There’s a natural instinct to want pure heroes and villains in the world but that instinct is incompatible with human nature. Humans are not angels, and most aren’t demons, either. The best we can expect is for an individual to push, on balance, in the right direction in the biggest ways they can undertake.
■ Even in Hollywood pictures, where purity of good and evil is easier to compose than in real life, complicated characters are more interesting than their over-simplified counterparts. The James Bond who struggles with internal complexity
in “Skyfall” is a more compelling artistic device than some of his polished-too-thin
■ Gorbachev’s flaws merit criticism – perhaps even scorn. But he did, on balance, push the part of the world he could influence in the general direction of right. And for that, he paid a price in esteem at home
. His dream of restructuring the Soviet Union was never fulfilled, perhaps because it was doomed from the start. But the world is better off without the USSR in it, and to no small extent, we have Gorbachev to thank for that. He literally closed the book
on the country’s legal existence.
■ If we demand flawless heroes, we’ll only overpopulate the world with villains. The judgment of history ought not to turn a blind eye to the shortcomings of fallible human beings; goodness and decency depend upon people being conscious that they will be judged after they’re gone.

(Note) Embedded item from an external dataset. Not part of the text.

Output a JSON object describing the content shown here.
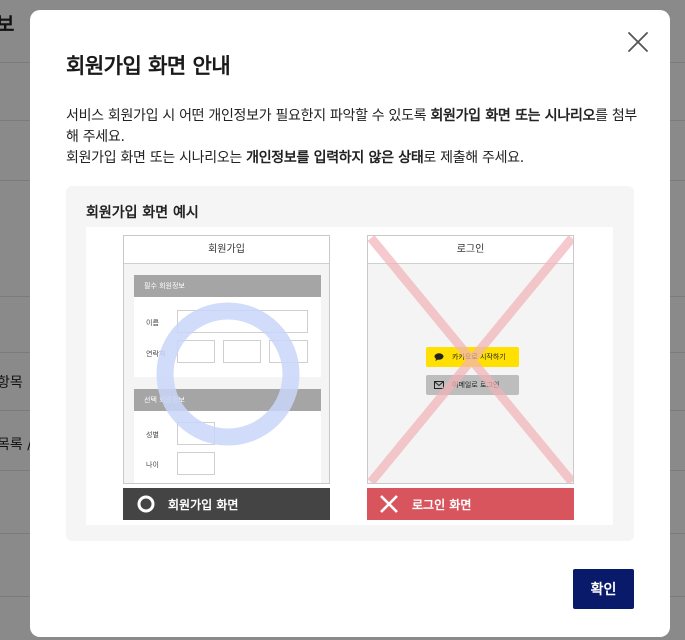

■ But the rightful test of a person’s legacy isn’t whether they’re deserving of sainthood – it’s whether the preponderance of the evidence shows that they did meaningfully more good than harm. By that standard, it is fitting to regard Mikhail Gorbachev’s life as a success.